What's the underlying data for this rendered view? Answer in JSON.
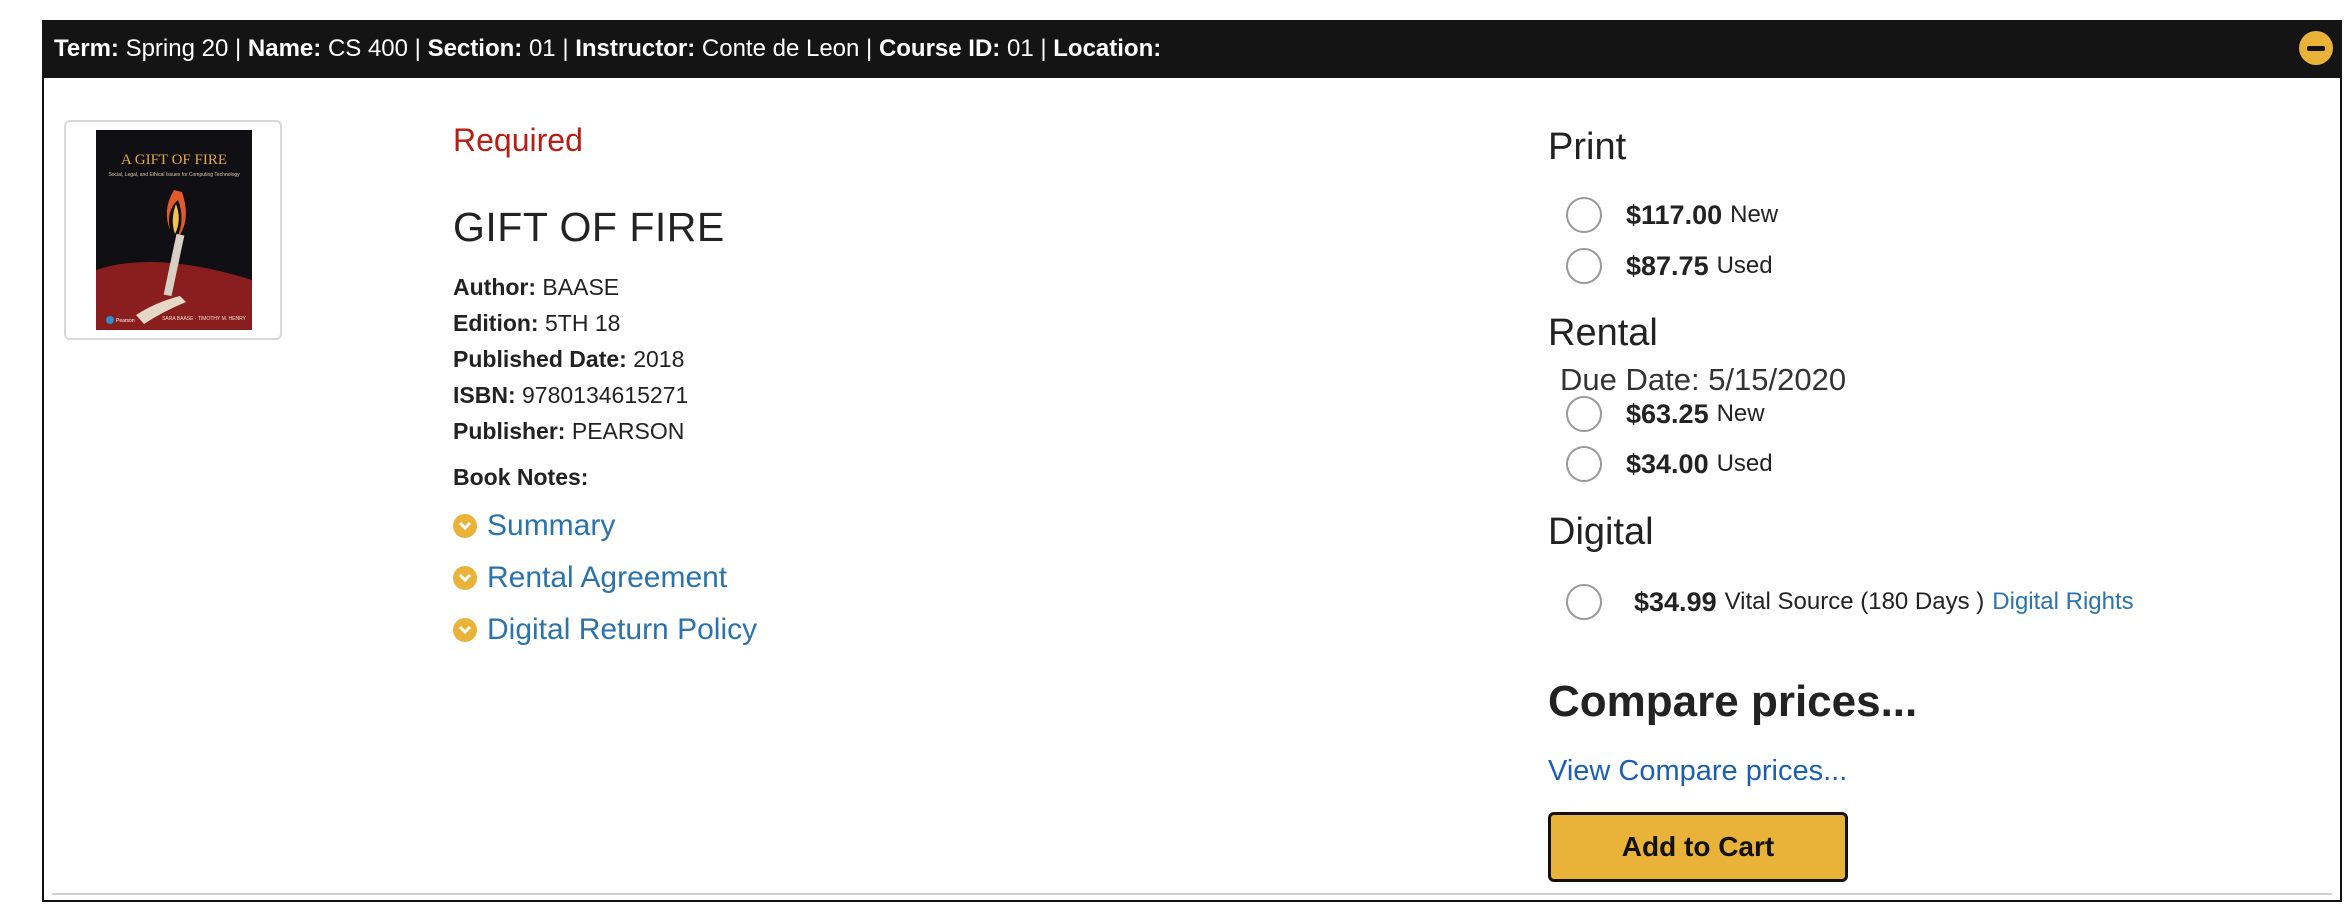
{
  "header": {
    "term_label": "Term:",
    "term": "Spring 20",
    "name_label": "Name:",
    "name": "CS 400",
    "section_label": "Section:",
    "section": "01",
    "instructor_label": "Instructor:",
    "instructor": "Conte de Leon",
    "course_id_label": "Course ID:",
    "course_id": "01",
    "location_label": "Location:",
    "location": "",
    "sep": "|",
    "collapse_icon": "minus-circle-icon",
    "accent": "#e9b33a"
  },
  "book": {
    "cover_title": "A GIFT OF FIRE",
    "cover_subtitle": "Social, Legal, and Ethical Issues for Computing Technology",
    "cover_authors": "SARA BAASE · TIMOTHY M. HENRY",
    "cover_publisher": "Pearson",
    "status": "Required",
    "title": "GIFT OF FIRE",
    "author_label": "Author:",
    "author": "BAASE",
    "edition_label": "Edition:",
    "edition": "5TH 18",
    "published_label": "Published Date:",
    "published": "2018",
    "isbn_label": "ISBN:",
    "isbn": "9780134615271",
    "publisher_label": "Publisher:",
    "publisher": "PEARSON",
    "notes_label": "Book Notes:",
    "notes": [
      {
        "label": "Summary",
        "icon": "chevron-down-icon"
      },
      {
        "label": "Rental Agreement",
        "icon": "chevron-down-icon"
      },
      {
        "label": "Digital Return Policy",
        "icon": "chevron-down-icon"
      }
    ]
  },
  "pricing": {
    "print": {
      "heading": "Print",
      "options": [
        {
          "price": "$117.00",
          "condition": "New"
        },
        {
          "price": "$87.75",
          "condition": "Used"
        }
      ]
    },
    "rental": {
      "heading": "Rental",
      "due": "Due Date: 5/15/2020",
      "options": [
        {
          "price": "$63.25",
          "condition": "New"
        },
        {
          "price": "$34.00",
          "condition": "Used"
        }
      ]
    },
    "digital": {
      "heading": "Digital",
      "price": "$34.99",
      "source": "Vital Source (180 Days )",
      "rights_link": "Digital Rights"
    },
    "compare_heading": "Compare prices...",
    "compare_link": "View Compare prices...",
    "add_to_cart": "Add to Cart"
  }
}
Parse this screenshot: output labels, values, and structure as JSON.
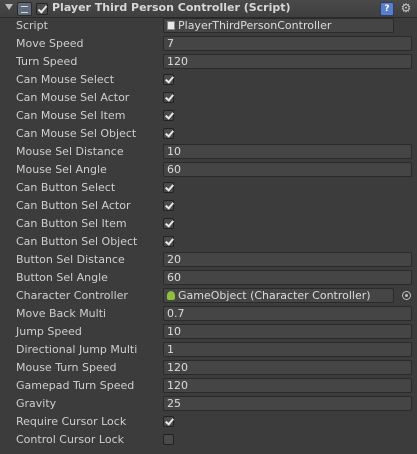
{
  "header": {
    "title": "Player Third Person Controller (Script)",
    "enabled": true,
    "icons": [
      "fold-triangle-icon",
      "script-icon",
      "help-icon",
      "gear-icon"
    ]
  },
  "fields": [
    {
      "key": "script",
      "label": "Script",
      "type": "object",
      "value": "PlayerThirdPersonController",
      "icon": "script"
    },
    {
      "key": "move_speed",
      "label": "Move Speed",
      "type": "text",
      "value": "7"
    },
    {
      "key": "turn_speed",
      "label": "Turn Speed",
      "type": "text",
      "value": "120"
    },
    {
      "key": "can_mouse_select",
      "label": "Can Mouse Select",
      "type": "bool",
      "value": true
    },
    {
      "key": "can_mouse_sel_actor",
      "label": "Can Mouse Sel Actor",
      "type": "bool",
      "value": true
    },
    {
      "key": "can_mouse_sel_item",
      "label": "Can Mouse Sel Item",
      "type": "bool",
      "value": true
    },
    {
      "key": "can_mouse_sel_object",
      "label": "Can Mouse Sel Object",
      "type": "bool",
      "value": true
    },
    {
      "key": "mouse_sel_distance",
      "label": "Mouse Sel Distance",
      "type": "text",
      "value": "10"
    },
    {
      "key": "mouse_sel_angle",
      "label": "Mouse Sel Angle",
      "type": "text",
      "value": "60"
    },
    {
      "key": "can_button_select",
      "label": "Can Button Select",
      "type": "bool",
      "value": true
    },
    {
      "key": "can_button_sel_actor",
      "label": "Can Button Sel Actor",
      "type": "bool",
      "value": true
    },
    {
      "key": "can_button_sel_item",
      "label": "Can Button Sel Item",
      "type": "bool",
      "value": true
    },
    {
      "key": "can_button_sel_object",
      "label": "Can Button Sel Object",
      "type": "bool",
      "value": true
    },
    {
      "key": "button_sel_distance",
      "label": "Button Sel Distance",
      "type": "text",
      "value": "20"
    },
    {
      "key": "button_sel_angle",
      "label": "Button Sel Angle",
      "type": "text",
      "value": "60"
    },
    {
      "key": "character_controller",
      "label": "Character Controller",
      "type": "object",
      "value": "GameObject (Character Controller)",
      "icon": "go"
    },
    {
      "key": "move_back_multi",
      "label": "Move Back Multi",
      "type": "text",
      "value": "0.7"
    },
    {
      "key": "jump_speed",
      "label": "Jump Speed",
      "type": "text",
      "value": "10"
    },
    {
      "key": "directional_jump_multi",
      "label": "Directional Jump Multi",
      "type": "text",
      "value": "1"
    },
    {
      "key": "mouse_turn_speed",
      "label": "Mouse Turn Speed",
      "type": "text",
      "value": "120"
    },
    {
      "key": "gamepad_turn_speed",
      "label": "Gamepad Turn Speed",
      "type": "text",
      "value": "120"
    },
    {
      "key": "gravity",
      "label": "Gravity",
      "type": "text",
      "value": "25"
    },
    {
      "key": "require_cursor_lock",
      "label": "Require Cursor Lock",
      "type": "bool",
      "value": true
    },
    {
      "key": "control_cursor_lock",
      "label": "Control Cursor Lock",
      "type": "bool",
      "value": false
    }
  ]
}
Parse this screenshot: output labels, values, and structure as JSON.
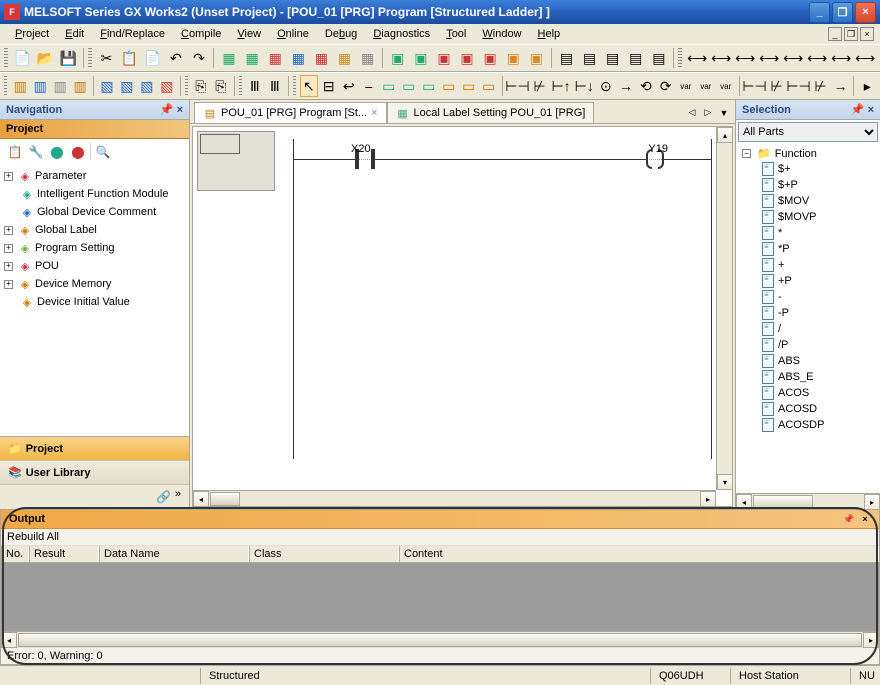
{
  "window": {
    "title": "MELSOFT Series GX Works2 (Unset Project) - [POU_01 [PRG] Program [Structured Ladder] ]"
  },
  "menu": {
    "items": [
      "Project",
      "Edit",
      "Find/Replace",
      "Compile",
      "View",
      "Online",
      "Debug",
      "Diagnostics",
      "Tool",
      "Window",
      "Help"
    ]
  },
  "navigation": {
    "panel_title": "Navigation",
    "project_header": "Project",
    "tree": [
      {
        "label": "Parameter",
        "expandable": true
      },
      {
        "label": "Intelligent Function Module",
        "expandable": false
      },
      {
        "label": "Global Device Comment",
        "expandable": false
      },
      {
        "label": "Global Label",
        "expandable": true
      },
      {
        "label": "Program Setting",
        "expandable": true
      },
      {
        "label": "POU",
        "expandable": true
      },
      {
        "label": "Device Memory",
        "expandable": true
      },
      {
        "label": "Device Initial Value",
        "expandable": false
      }
    ],
    "bottom_items": {
      "project": "Project",
      "user_library": "User Library"
    }
  },
  "tabs": {
    "active": "POU_01 [PRG] Program [St...",
    "inactive": "Local Label Setting POU_01 [PRG]"
  },
  "ladder": {
    "contact": "X20",
    "coil": "Y19"
  },
  "selection": {
    "panel_title": "Selection",
    "combo": "All Parts",
    "folder": "Function",
    "items": [
      "$+",
      "$+P",
      "$MOV",
      "$MOVP",
      "*",
      "*P",
      "+",
      "+P",
      "-",
      "-P",
      "/",
      "/P",
      "ABS",
      "ABS_E",
      "ACOS",
      "ACOSD",
      "ACOSDP"
    ]
  },
  "output": {
    "panel_title": "Output",
    "subheader": "Rebuild All",
    "columns": {
      "no": "No.",
      "result": "Result",
      "data_name": "Data Name",
      "class": "Class",
      "content": "Content"
    },
    "status": "Error: 0, Warning: 0"
  },
  "statusbar": {
    "mode": "Structured",
    "cpu": "Q06UDH",
    "station": "Host Station",
    "right": "NU"
  }
}
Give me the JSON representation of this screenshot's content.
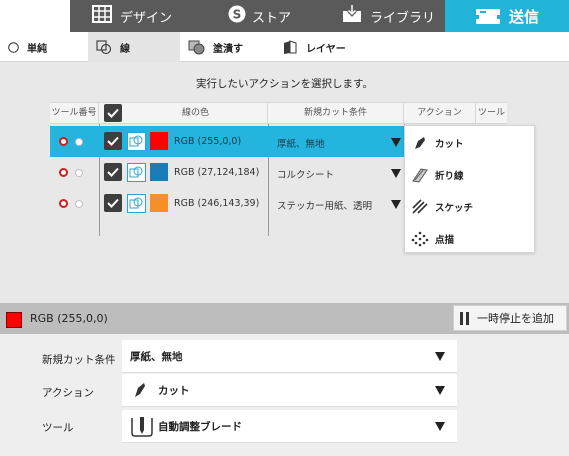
{
  "nav": {
    "tabs": [
      {
        "label": "デザイン",
        "icon": "grid-icon"
      },
      {
        "label": "ストア",
        "icon": "store-s-icon"
      },
      {
        "label": "ライブラリ",
        "icon": "library-download-icon"
      },
      {
        "label": "送信",
        "icon": "cutter-send-icon",
        "active": true
      }
    ]
  },
  "subtabs": [
    {
      "label": "単純",
      "icon": "radio-icon"
    },
    {
      "label": "線",
      "icon": "line-icon",
      "active": true
    },
    {
      "label": "塗潰す",
      "icon": "fill-icon"
    },
    {
      "label": "レイヤー",
      "icon": "layer-icon"
    }
  ],
  "instruction": "実行したいアクションを選択します。",
  "table": {
    "headers": {
      "tool_no": "ツール番号",
      "line_color": "線の色",
      "cut_condition": "新規カット条件",
      "action": "アクション",
      "tool": "ツール"
    },
    "rows": [
      {
        "rgb": "RGB (255,0,0)",
        "color": "#ff0000",
        "condition": "厚紙、無地",
        "selected": true
      },
      {
        "rgb": "RGB (27,124,184)",
        "color": "#1b7cb8",
        "condition": "コルクシート"
      },
      {
        "rgb": "RGB (246,143,39)",
        "color": "#f68f27",
        "condition": "ステッカー用紙、透明"
      }
    ]
  },
  "action_menu": [
    {
      "label": "カット",
      "icon": "knife-icon"
    },
    {
      "label": "折り線",
      "icon": "fold-icon"
    },
    {
      "label": "スケッチ",
      "icon": "sketch-icon"
    },
    {
      "label": "点描",
      "icon": "dots-icon"
    }
  ],
  "selection": {
    "rgb": "RGB (255,0,0)",
    "color": "#ff0000",
    "pause_button": "一時停止を追加"
  },
  "properties": {
    "cut_condition_label": "新規カット条件",
    "cut_condition_value": "厚紙、無地",
    "action_label": "アクション",
    "action_value": "カット",
    "tool_label": "ツール",
    "tool_value": "自動調整ブレード"
  },
  "colors": {
    "accent": "#22b3d8",
    "nav_dark": "#5a5a5a"
  }
}
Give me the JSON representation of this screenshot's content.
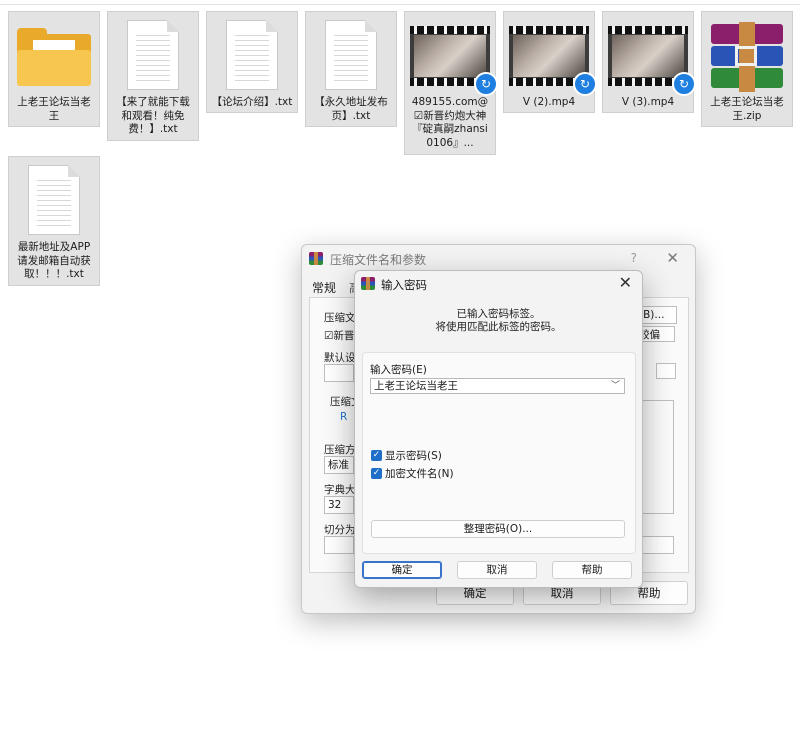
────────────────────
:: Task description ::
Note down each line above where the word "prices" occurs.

:: Output of the task ::
    "compare_heading": "Compare prices...",
    "compare_link": "View Compare prices...",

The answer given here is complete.